(Element data from apps and pages)
* * * * * * * * *

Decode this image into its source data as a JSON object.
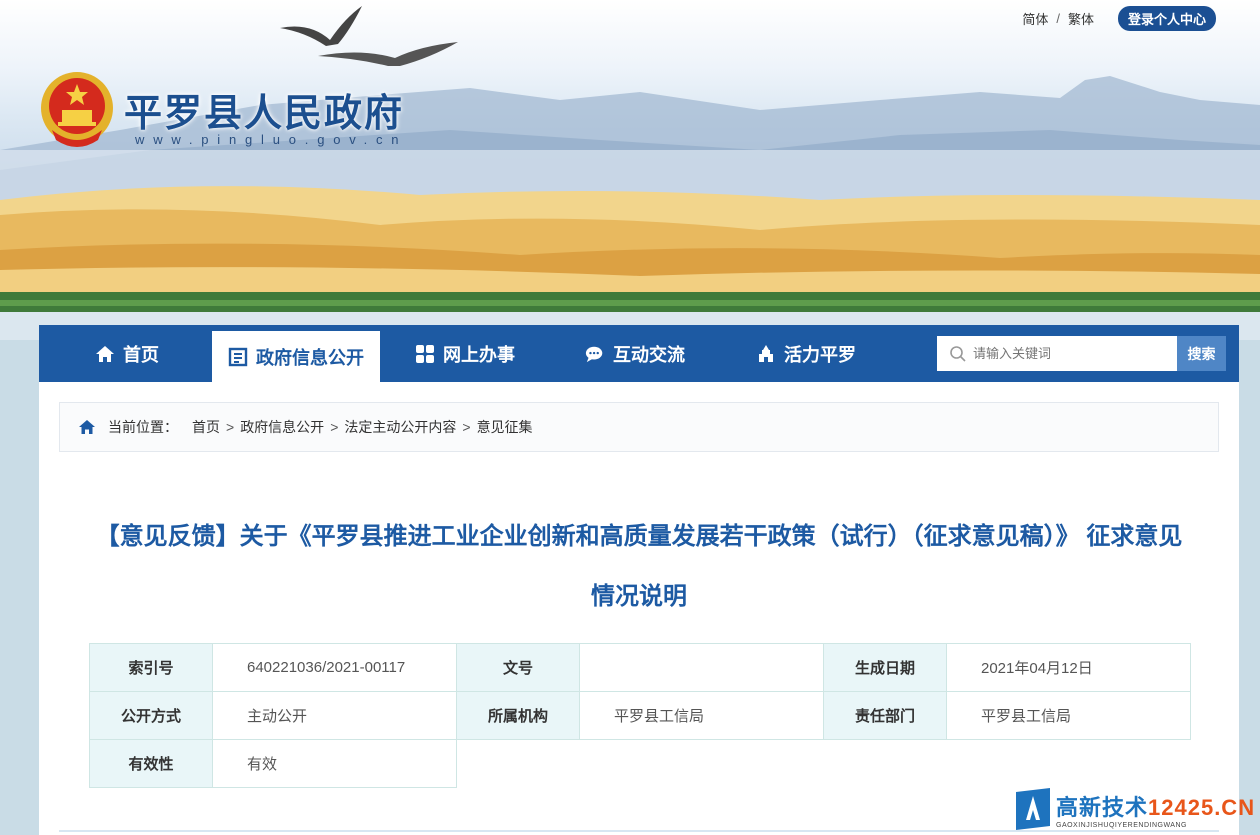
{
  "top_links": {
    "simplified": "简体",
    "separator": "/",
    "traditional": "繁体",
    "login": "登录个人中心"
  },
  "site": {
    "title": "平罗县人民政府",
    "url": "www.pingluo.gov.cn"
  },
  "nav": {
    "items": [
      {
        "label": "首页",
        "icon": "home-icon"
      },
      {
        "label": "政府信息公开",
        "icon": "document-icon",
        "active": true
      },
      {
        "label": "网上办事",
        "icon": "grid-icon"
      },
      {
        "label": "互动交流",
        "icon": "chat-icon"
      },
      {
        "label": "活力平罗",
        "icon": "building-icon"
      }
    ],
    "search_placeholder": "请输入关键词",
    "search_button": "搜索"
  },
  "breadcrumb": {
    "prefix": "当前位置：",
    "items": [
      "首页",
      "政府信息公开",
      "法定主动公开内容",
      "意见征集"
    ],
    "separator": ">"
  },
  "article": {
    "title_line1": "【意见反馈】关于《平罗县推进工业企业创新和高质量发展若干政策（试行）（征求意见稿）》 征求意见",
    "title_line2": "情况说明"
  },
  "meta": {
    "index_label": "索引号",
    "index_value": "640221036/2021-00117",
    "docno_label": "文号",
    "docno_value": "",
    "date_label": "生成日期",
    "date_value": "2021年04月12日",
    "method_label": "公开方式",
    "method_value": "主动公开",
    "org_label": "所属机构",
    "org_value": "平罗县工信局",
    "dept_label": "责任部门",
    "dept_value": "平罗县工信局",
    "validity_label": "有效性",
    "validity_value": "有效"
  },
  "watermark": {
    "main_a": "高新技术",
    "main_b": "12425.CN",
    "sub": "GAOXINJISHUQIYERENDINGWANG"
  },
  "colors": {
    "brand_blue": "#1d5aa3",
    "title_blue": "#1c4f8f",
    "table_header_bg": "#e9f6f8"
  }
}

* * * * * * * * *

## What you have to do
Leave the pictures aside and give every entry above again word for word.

## Exercise result
Decode this image into its source data as a JSON object.
{
  "top_links": {
    "simplified": "简体",
    "separator": "/",
    "traditional": "繁体",
    "login": "登录个人中心"
  },
  "site": {
    "title": "平罗县人民政府",
    "url": "www.pingluo.gov.cn"
  },
  "nav": {
    "items": [
      {
        "label": "首页",
        "icon": "home-icon"
      },
      {
        "label": "政府信息公开",
        "icon": "document-icon",
        "active": true
      },
      {
        "label": "网上办事",
        "icon": "grid-icon"
      },
      {
        "label": "互动交流",
        "icon": "chat-icon"
      },
      {
        "label": "活力平罗",
        "icon": "building-icon"
      }
    ],
    "search_placeholder": "请输入关键词",
    "search_button": "搜索"
  },
  "breadcrumb": {
    "prefix": "当前位置：",
    "items": [
      "首页",
      "政府信息公开",
      "法定主动公开内容",
      "意见征集"
    ],
    "separator": ">"
  },
  "article": {
    "title_line1": "【意见反馈】关于《平罗县推进工业企业创新和高质量发展若干政策（试行）（征求意见稿）》 征求意见",
    "title_line2": "情况说明"
  },
  "meta": {
    "index_label": "索引号",
    "index_value": "640221036/2021-00117",
    "docno_label": "文号",
    "docno_value": "",
    "date_label": "生成日期",
    "date_value": "2021年04月12日",
    "method_label": "公开方式",
    "method_value": "主动公开",
    "org_label": "所属机构",
    "org_value": "平罗县工信局",
    "dept_label": "责任部门",
    "dept_value": "平罗县工信局",
    "validity_label": "有效性",
    "validity_value": "有效"
  },
  "watermark": {
    "main_a": "高新技术",
    "main_b": "12425.CN",
    "sub": "GAOXINJISHUQIYERENDINGWANG"
  },
  "colors": {
    "brand_blue": "#1d5aa3",
    "title_blue": "#1c4f8f",
    "table_header_bg": "#e9f6f8"
  }
}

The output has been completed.